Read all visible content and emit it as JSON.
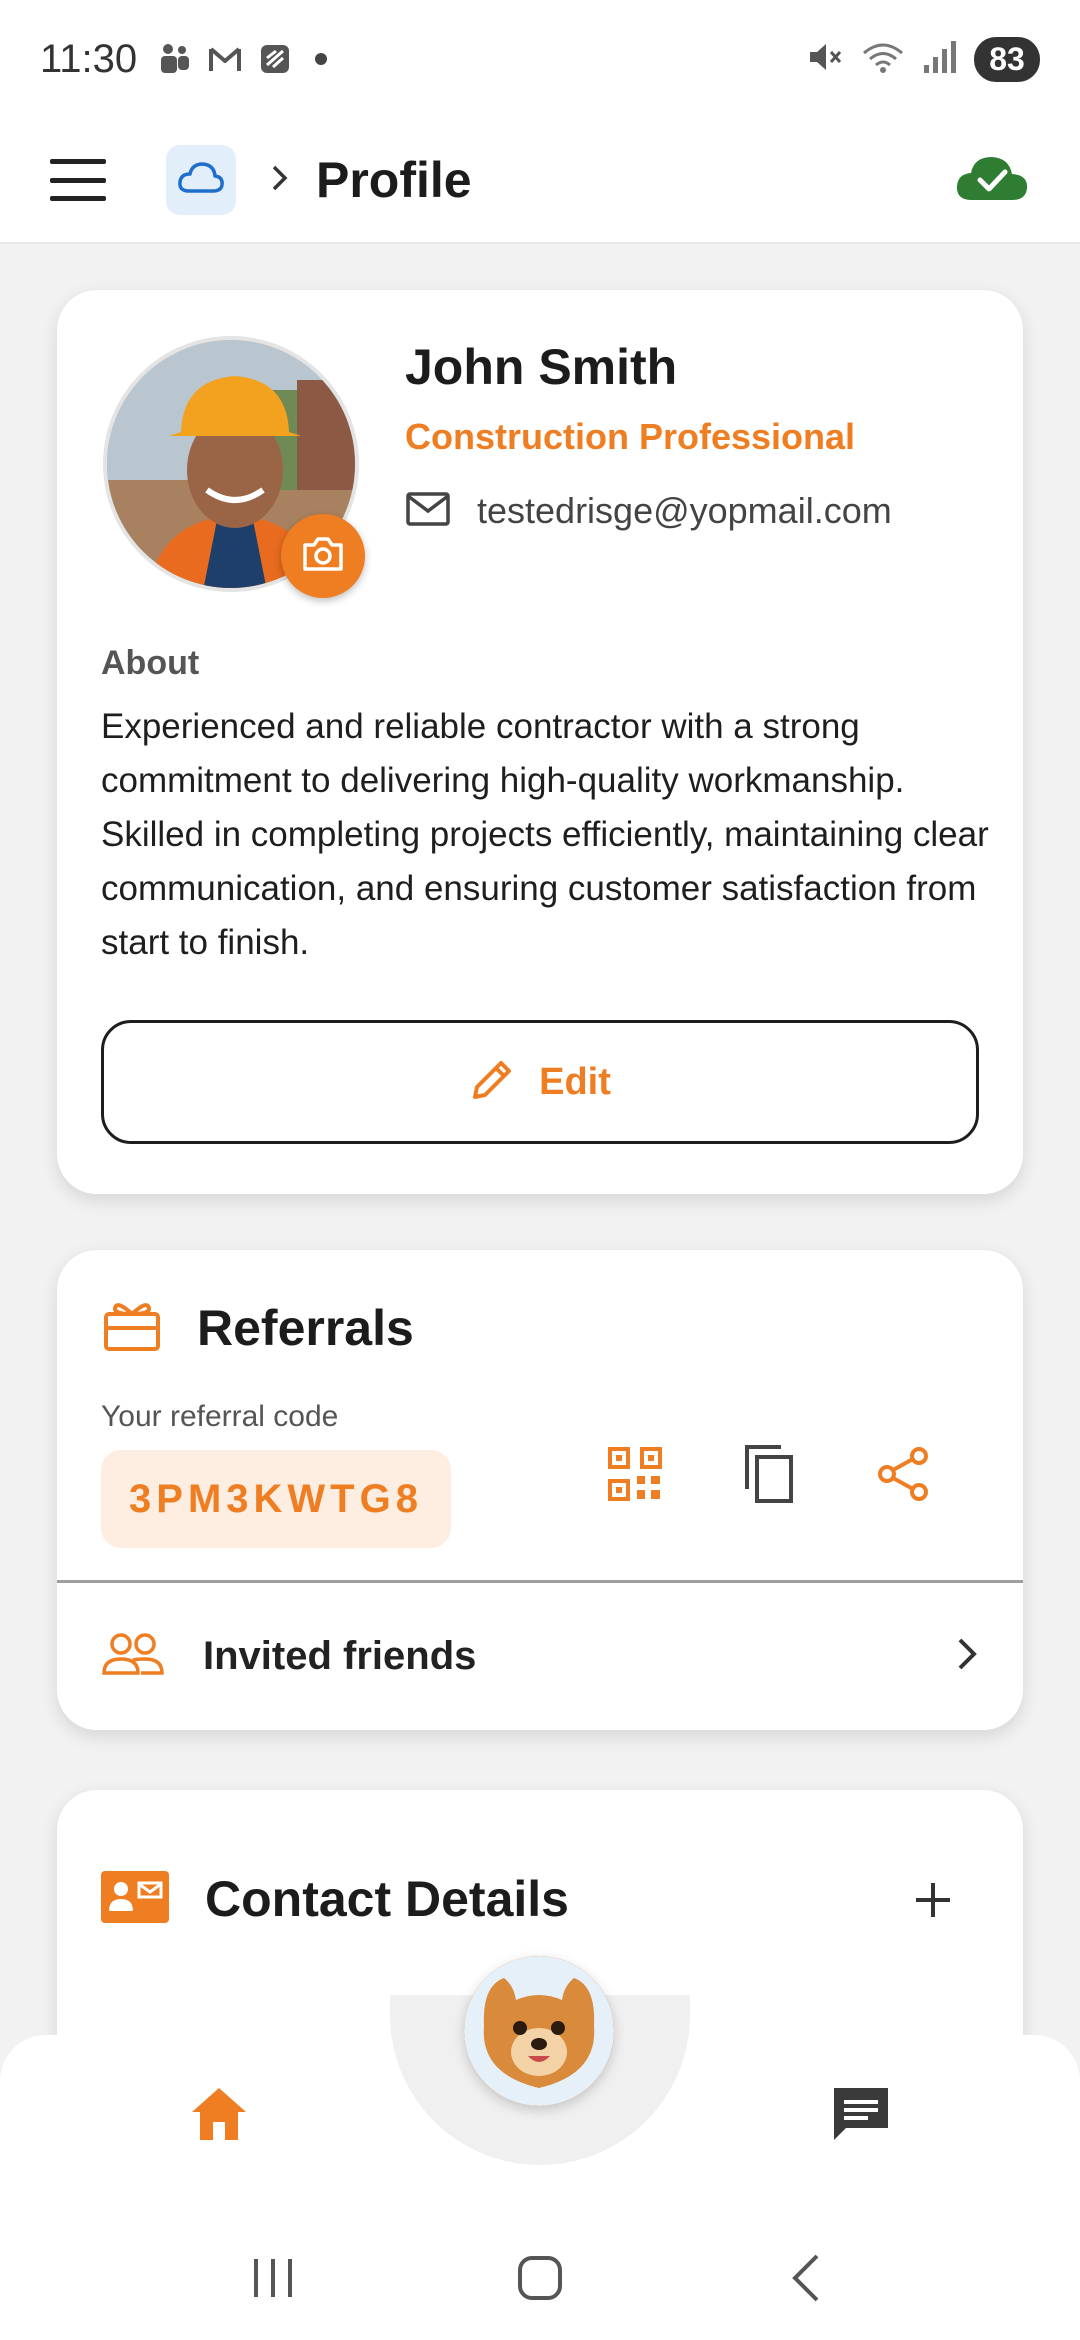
{
  "status_bar": {
    "time": "11:30",
    "battery": "83",
    "icons": [
      "teams-icon",
      "gmail-icon",
      "app-icon",
      "dot",
      "mute-icon",
      "wifi-icon",
      "signal-icon"
    ]
  },
  "app_bar": {
    "title": "Profile",
    "icons": [
      "menu-icon",
      "cloud-icon",
      "chevron-right-icon",
      "sync-check-icon"
    ]
  },
  "profile": {
    "name": "John Smith",
    "role": "Construction Professional",
    "email": "testedrisge@yopmail.com",
    "about_label": "About",
    "about_text": "Experienced and reliable contractor with a strong commitment to delivering high-quality workmanship. Skilled in completing projects efficiently, maintaining clear communication, and ensuring customer satisfaction from start to finish.",
    "edit_label": "Edit"
  },
  "referrals": {
    "title": "Referrals",
    "code_label": "Your referral code",
    "code": "3PM3KWTG8",
    "invited_label": "Invited friends"
  },
  "contact": {
    "title": "Contact Details"
  },
  "colors": {
    "accent": "#ef7d22",
    "sync_green": "#2e7d32",
    "cloud_blue": "#1e6ecc"
  }
}
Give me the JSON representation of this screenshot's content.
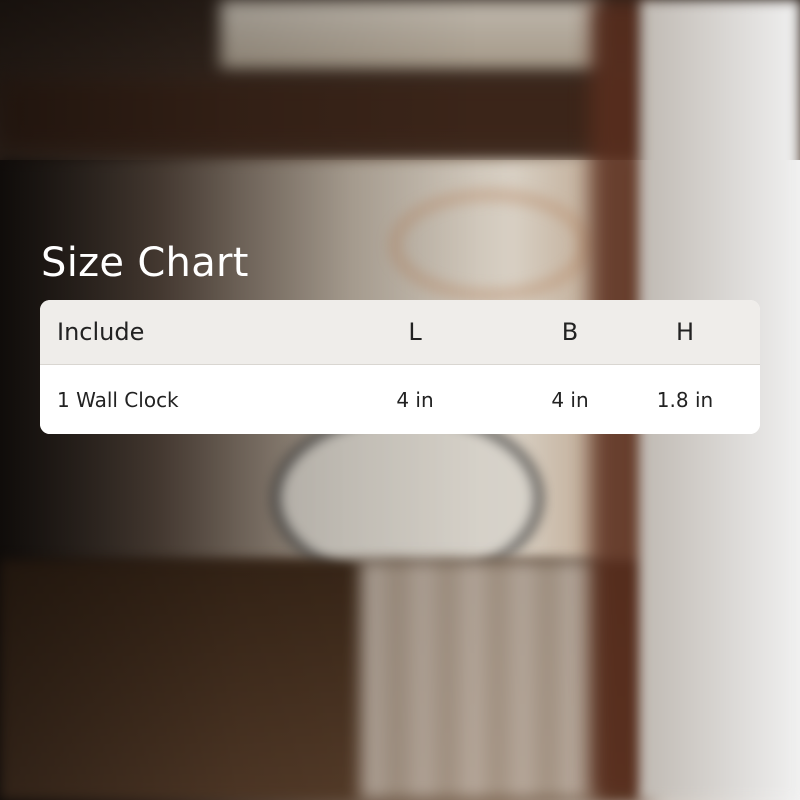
{
  "title": "Size Chart",
  "table": {
    "headers": [
      "Include",
      "L",
      "B",
      "H"
    ],
    "rows": [
      [
        "1 Wall Clock",
        "4 in",
        "4 in",
        "1.8 in"
      ]
    ]
  },
  "colors": {
    "header_bg": "#efedea",
    "body_bg": "#ffffff",
    "title_text": "#ffffff",
    "cell_text": "#222222"
  }
}
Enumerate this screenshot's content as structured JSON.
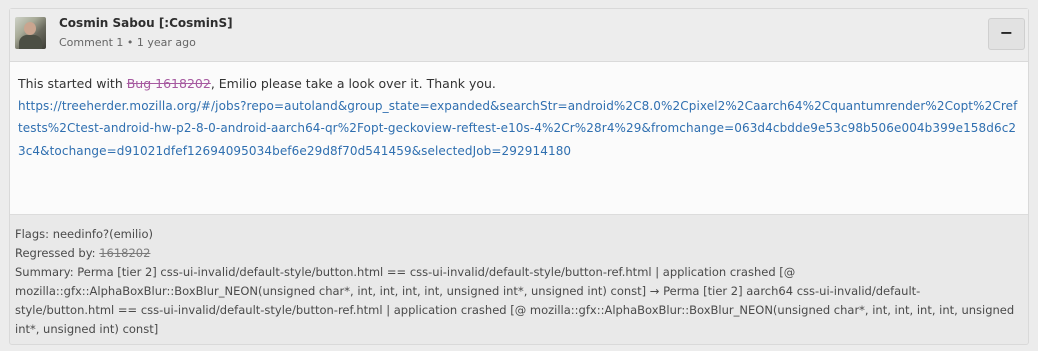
{
  "comment": {
    "author": "Cosmin Sabou [:CosminS]",
    "comment_number": "Comment 1",
    "separator": "•",
    "time": "1 year ago",
    "collapse_label": "−",
    "text_prefix": "This started with ",
    "bug_link": "Bug 1618202",
    "text_suffix": ", Emilio please take a look over it. Thank you.",
    "url": "https://treeherder.mozilla.org/#/jobs?repo=autoland&group_state=expanded&searchStr=android%2C8.0%2Cpixel2%2Caarch64%2Cquantumrender%2Copt%2Creftests%2Ctest-android-hw-p2-8-0-android-aarch64-qr%2Fopt-geckoview-reftest-e10s-4%2Cr%28r4%29&fromchange=063d4cbdde9e53c98b506e004b399e158d6c23c4&tochange=d91021dfef12694095034bef6e29d8f70d541459&selectedJob=292914180"
  },
  "footer": {
    "flags_label": "Flags:",
    "flags_value": "needinfo?(emilio)",
    "regressed_label": "Regressed by:",
    "regressed_value": "1618202",
    "summary_label": "Summary:",
    "summary_value": "Perma [tier 2] css-ui-invalid/default-style/button.html == css-ui-invalid/default-style/button-ref.html | application crashed [@ mozilla::gfx::AlphaBoxBlur::BoxBlur_NEON(unsigned char*, int, int, int, int, unsigned int*, unsigned int) const] → Perma [tier 2] aarch64 css-ui-invalid/default-style/button.html == css-ui-invalid/default-style/button-ref.html | application crashed [@ mozilla::gfx::AlphaBoxBlur::BoxBlur_NEON(unsigned char*, int, int, int, int, unsigned int*, unsigned int) const]"
  }
}
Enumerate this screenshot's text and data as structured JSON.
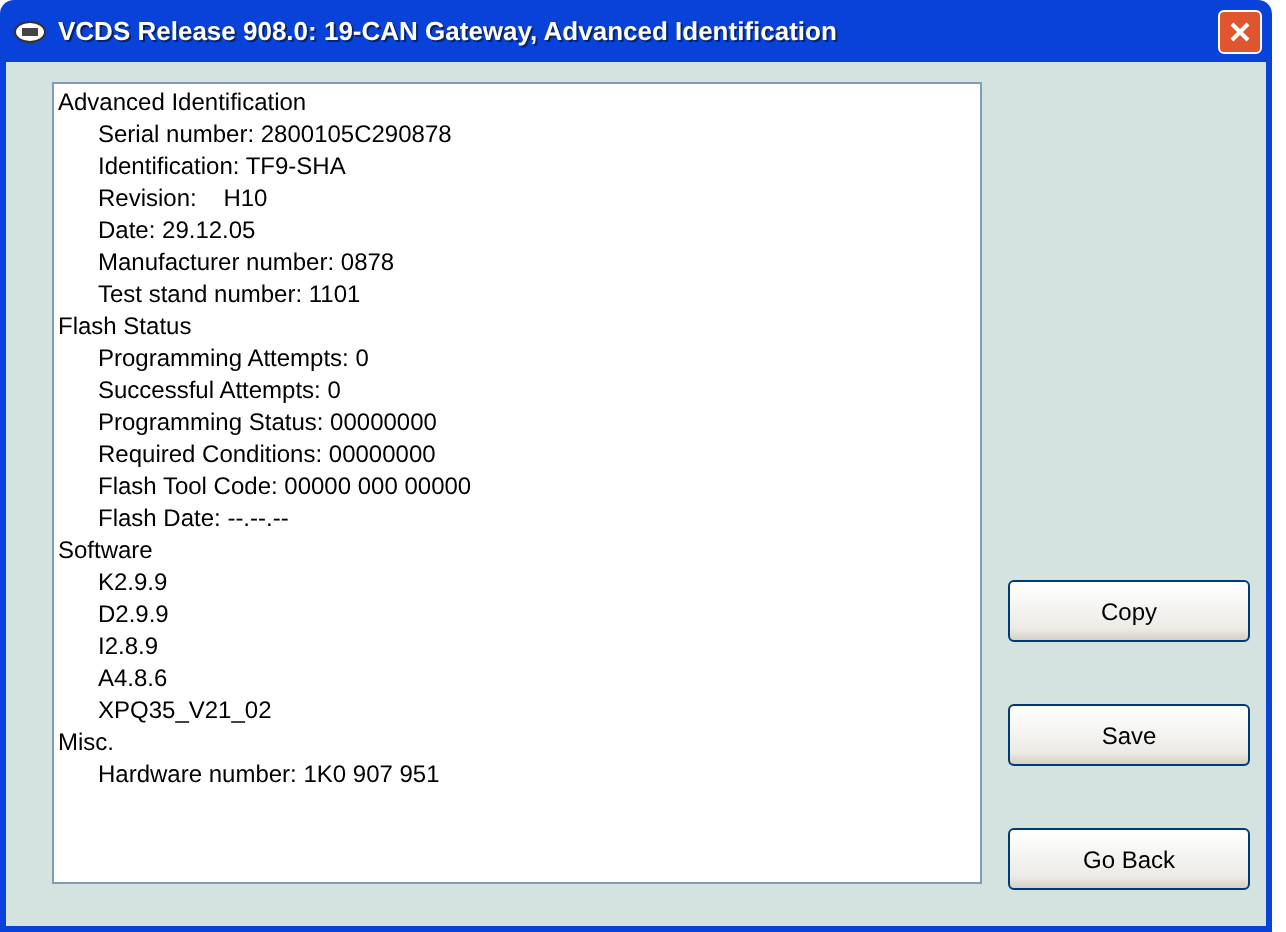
{
  "window": {
    "title": "VCDS Release 908.0: 19-CAN Gateway,  Advanced Identification"
  },
  "sections": [
    {
      "heading": "Advanced Identification",
      "children": [
        "Serial number: 2800105C290878",
        "Identification: TF9-SHA",
        "Revision:    H10",
        "Date: 29.12.05",
        "Manufacturer number: 0878",
        "Test stand number: 1101"
      ]
    },
    {
      "heading": "Flash Status",
      "children": [
        "Programming Attempts: 0",
        "Successful Attempts: 0",
        "Programming Status: 00000000",
        "Required Conditions: 00000000",
        "Flash Tool Code: 00000 000 00000",
        "Flash Date: --.--.--"
      ]
    },
    {
      "heading": "Software",
      "children": [
        "K2.9.9",
        "D2.9.9",
        "I2.8.9",
        "A4.8.6",
        "XPQ35_V21_02"
      ]
    },
    {
      "heading": "Misc.",
      "children": [
        "Hardware number: 1K0 907 951"
      ]
    }
  ],
  "buttons": [
    "Copy",
    "Save",
    "Go Back"
  ]
}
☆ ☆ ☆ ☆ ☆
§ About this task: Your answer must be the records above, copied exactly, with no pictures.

§ Answer to this problem:
Read all visible content and emit it as JSON.
{
  "status_bar": {
    "time": "11:30",
    "battery": "83",
    "icons": [
      "teams-icon",
      "gmail-icon",
      "app-icon",
      "dot",
      "mute-icon",
      "wifi-icon",
      "signal-icon"
    ]
  },
  "app_bar": {
    "title": "Profile",
    "icons": [
      "menu-icon",
      "cloud-icon",
      "chevron-right-icon",
      "sync-check-icon"
    ]
  },
  "profile": {
    "name": "John Smith",
    "role": "Construction Professional",
    "email": "testedrisge@yopmail.com",
    "about_label": "About",
    "about_text": "Experienced and reliable contractor with a strong commitment to delivering high-quality workmanship. Skilled in completing projects efficiently, maintaining clear communication, and ensuring customer satisfaction from start to finish.",
    "edit_label": "Edit"
  },
  "referrals": {
    "title": "Referrals",
    "code_label": "Your referral code",
    "code": "3PM3KWTG8",
    "invited_label": "Invited friends"
  },
  "contact": {
    "title": "Contact Details"
  },
  "colors": {
    "accent": "#ef7d22",
    "sync_green": "#2e7d32",
    "cloud_blue": "#1e6ecc"
  }
}
Give me the JSON representation of this screenshot's content.
{
  "title": "Size Chart",
  "table": {
    "headers": [
      "Include",
      "L",
      "B",
      "H"
    ],
    "rows": [
      [
        "1 Wall Clock",
        "4 in",
        "4 in",
        "1.8 in"
      ]
    ]
  },
  "colors": {
    "header_bg": "#efedea",
    "body_bg": "#ffffff",
    "title_text": "#ffffff",
    "cell_text": "#222222"
  }
}
Enumerate this screenshot's content as structured JSON.
{
  "comment": {
    "author": "Cosmin Sabou [:CosminS]",
    "comment_number": "Comment 1",
    "separator": "•",
    "time": "1 year ago",
    "collapse_label": "−",
    "text_prefix": "This started with ",
    "bug_link": "Bug 1618202",
    "text_suffix": ", Emilio please take a look over it. Thank you.",
    "url": "https://treeherder.mozilla.org/#/jobs?repo=autoland&group_state=expanded&searchStr=android%2C8.0%2Cpixel2%2Caarch64%2Cquantumrender%2Copt%2Creftests%2Ctest-android-hw-p2-8-0-android-aarch64-qr%2Fopt-geckoview-reftest-e10s-4%2Cr%28r4%29&fromchange=063d4cbdde9e53c98b506e004b399e158d6c23c4&tochange=d91021dfef12694095034bef6e29d8f70d541459&selectedJob=292914180"
  },
  "footer": {
    "flags_label": "Flags:",
    "flags_value": "needinfo?(emilio)",
    "regressed_label": "Regressed by:",
    "regressed_value": "1618202",
    "summary_label": "Summary:",
    "summary_value": "Perma [tier 2] css-ui-invalid/default-style/button.html == css-ui-invalid/default-style/button-ref.html | application crashed [@ mozilla::gfx::AlphaBoxBlur::BoxBlur_NEON(unsigned char*, int, int, int, int, unsigned int*, unsigned int) const] → Perma [tier 2] aarch64 css-ui-invalid/default-style/button.html == css-ui-invalid/default-style/button-ref.html | application crashed [@ mozilla::gfx::AlphaBoxBlur::BoxBlur_NEON(unsigned char*, int, int, int, int, unsigned int*, unsigned int) const]"
  }
}
Enumerate this screenshot's text and data as structured JSON.
{
  "window": {
    "title": "VCDS Release 908.0: 19-CAN Gateway,  Advanced Identification"
  },
  "sections": [
    {
      "heading": "Advanced Identification",
      "children": [
        "Serial number: 2800105C290878",
        "Identification: TF9-SHA",
        "Revision:    H10",
        "Date: 29.12.05",
        "Manufacturer number: 0878",
        "Test stand number: 1101"
      ]
    },
    {
      "heading": "Flash Status",
      "children": [
        "Programming Attempts: 0",
        "Successful Attempts: 0",
        "Programming Status: 00000000",
        "Required Conditions: 00000000",
        "Flash Tool Code: 00000 000 00000",
        "Flash Date: --.--.--"
      ]
    },
    {
      "heading": "Software",
      "children": [
        "K2.9.9",
        "D2.9.9",
        "I2.8.9",
        "A4.8.6",
        "XPQ35_V21_02"
      ]
    },
    {
      "heading": "Misc.",
      "children": [
        "Hardware number: 1K0 907 951"
      ]
    }
  ],
  "buttons": [
    "Copy",
    "Save",
    "Go Back"
  ]
}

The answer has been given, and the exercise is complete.